Comparing U.S. News & World Report 2013 Rankings and The Best Colleges Rankings
With the 2011-2012 edition of The Best Colleges Top 50 Colleges and Universities in America, released last month, our editors sought to produce a college ranking that outperformed the other major ranking systems in terms of measuring what ordinary American students and their parents care the most about. The recent publication of U.S. News & World Report’s 2012 college ranking provides an opportunity to compare and contrast our ranking system with one that many have come to consider the industry standard.
The first major difference between The Best Colleges Top 50 Colleges and Universities in America ranking and the U.S. News & World Report ranking is that The Best Colleges ranking includes schools from all the basic Carnegie Classifications together. U.S. News & World Report publishes separate rankings for each of four categories: National Universities, National Liberal Arts Colleges, Regional Universities, and Regional Colleges. We chose to mix schools from different categories into a single ranking because there is little evidence that college students find the classifications important to their decision about where to go to college. Our research indicates that the most important thing to college students and their parents is finding the best degree at the best college they can afford–whether that is at a National University, Regional University, a Liberal Arts College is hardly relevant to most of them. When schools are ranked in separate categories as U.S. News & World Report does, it is extremely difficult for students make cross-classification comparisons. By ranking schools of all classifications together, The Best Colleges ranking give students and their parents a more comprehensive and relevant look at the higher education landscape in America.

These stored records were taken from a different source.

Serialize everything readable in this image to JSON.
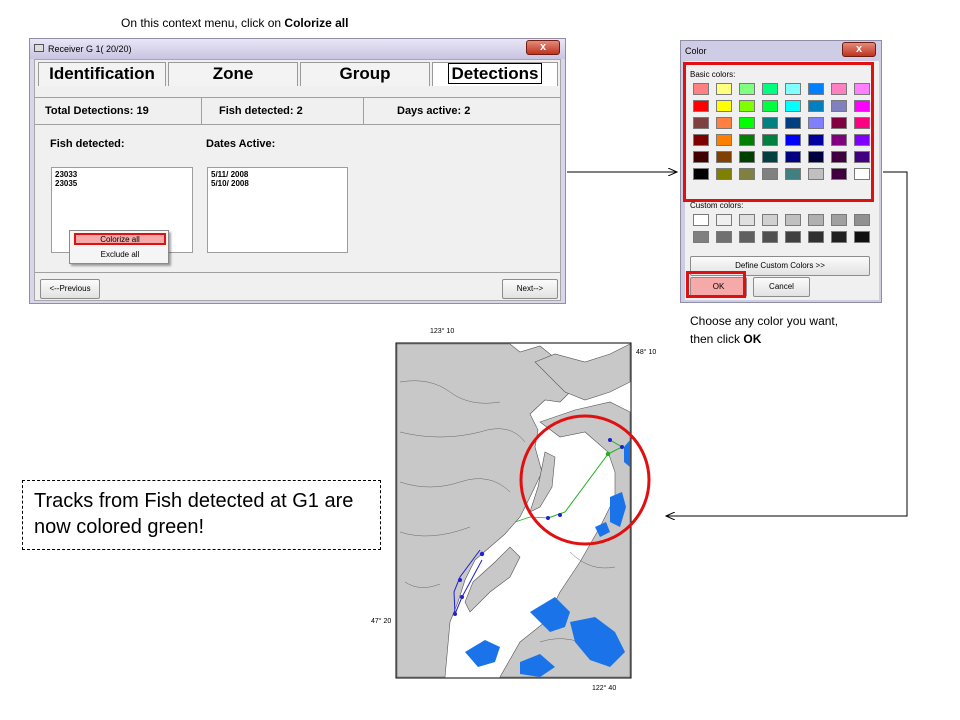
{
  "top_caption": {
    "prefix": "On this context menu, click on ",
    "bold": "Colorize all"
  },
  "receiver_window": {
    "title": "Receiver G 1( 20/20)",
    "close_label": "x",
    "tabs": [
      "Identification",
      "Zone",
      "Group",
      "Detections"
    ],
    "active_tab": "Detections",
    "stats": {
      "total_detections": "Total Detections:  19",
      "fish_detected": "Fish detected:  2",
      "days_active": "Days active:  2"
    },
    "fish_detected_label": "Fish detected:",
    "fish_list": [
      "23033",
      "23035"
    ],
    "dates_active_label": "Dates Active:",
    "dates_list": [
      "5/11/ 2008",
      "5/10/ 2008"
    ],
    "context_menu": [
      "Colorize all",
      "Exclude all"
    ],
    "previous_button": "<--Previous",
    "next_button": "Next-->"
  },
  "color_dialog": {
    "title": "Color",
    "close_label": "x",
    "basic_colors_label": "Basic colors:",
    "custom_colors_label": "Custom colors:",
    "define_custom_button": "Define Custom Colors >>",
    "ok_button": "OK",
    "cancel_button": "Cancel",
    "basic_colors": [
      "#ff8080",
      "#ffff80",
      "#80ff80",
      "#00ff80",
      "#80ffff",
      "#0080ff",
      "#ff80c0",
      "#ff80ff",
      "#ff0000",
      "#ffff00",
      "#80ff00",
      "#00ff40",
      "#00ffff",
      "#0080c0",
      "#8080c0",
      "#ff00ff",
      "#804040",
      "#ff8040",
      "#00ff00",
      "#008080",
      "#004080",
      "#8080ff",
      "#800040",
      "#ff0080",
      "#800000",
      "#ff8000",
      "#008000",
      "#008040",
      "#0000ff",
      "#0000a0",
      "#800080",
      "#8000ff",
      "#400000",
      "#804000",
      "#004000",
      "#004040",
      "#000080",
      "#000040",
      "#400040",
      "#400080",
      "#000000",
      "#808000",
      "#808040",
      "#808080",
      "#408080",
      "#c0c0c0",
      "#400040",
      "#ffffff"
    ],
    "custom_colors": [
      "#ffffff",
      "#f0f0f0",
      "#e0e0e0",
      "#d0d0d0",
      "#c0c0c0",
      "#b0b0b0",
      "#a0a0a0",
      "#909090",
      "#808080",
      "#707070",
      "#606060",
      "#505050",
      "#404040",
      "#303030",
      "#202020",
      "#101010"
    ]
  },
  "right_caption": {
    "prefix": "Choose any color you want, then click ",
    "bold": "OK"
  },
  "map": {
    "lon_left": "123° 10",
    "lon_right": "122° 40",
    "lat_top": "48° 10",
    "lat_bottom": "47° 20",
    "land_color": "#c8c8c8",
    "lake_color": "#1a73e8",
    "track_green": "#20b020",
    "track_blue": "#2020d0"
  },
  "note": "Tracks from Fish detected at G1 are now colored green!"
}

With our country in the midst of one of the worst recessions in years and college tuition continuing to rise at a staggering rate, it isn’t surprising that students and their families want to find schools that won’t take an arm and a leg for tuition and burden graduates with large amounts of student loan debt. They also want to know that when they graduate they will have a good chance of making a decent income. That’s why for The Best Colleges Top 50 Colleges and Universities in America ranking we chose to put a heavy emphasis on economic value, awarding colleges with low tuition, generous financial aid, low cost of living and a track record of graduating students who go on to make a good living. The U.S. News & World Report main rankings don’t take any of these things into account. They do publish a separate Best Value College ranking, but even there they ignore cost of living and graduate salary performance. By emphasizing economic value, The Best Colleges ranking provides a college ranking that not only better reflects the best value colleges, but the values of most ordinary American families.
Finally, The Best Colleges Top 50 Colleges and Universities in America did something that no other college ranking does, including U.S. News & World Report, by taking into account statistical data on the quality of life in each school’s location. We did this out of recognition that a college education doesn’t take place in a vacuum and that students want to know that the place they will be living for the next four (or more) years will be a place where they can hang out and make connections with other young, successful and highly educated people, while not having to go broke to do it. And so in generating our ranking we awarded schools in locations with more youthful, wealthy and highly educated populations and a low cost of living.
You can read a more detailed explanation of the methodology we used in generating The Best Colleges Top 50 Colleges and Universities in America ranking. Also, be sure to check out a full list of our other rankings on our rankings page, including rankings of traditional and online degrees by subject, the top 25 online colleges and universities and the top 25 online MBA programs.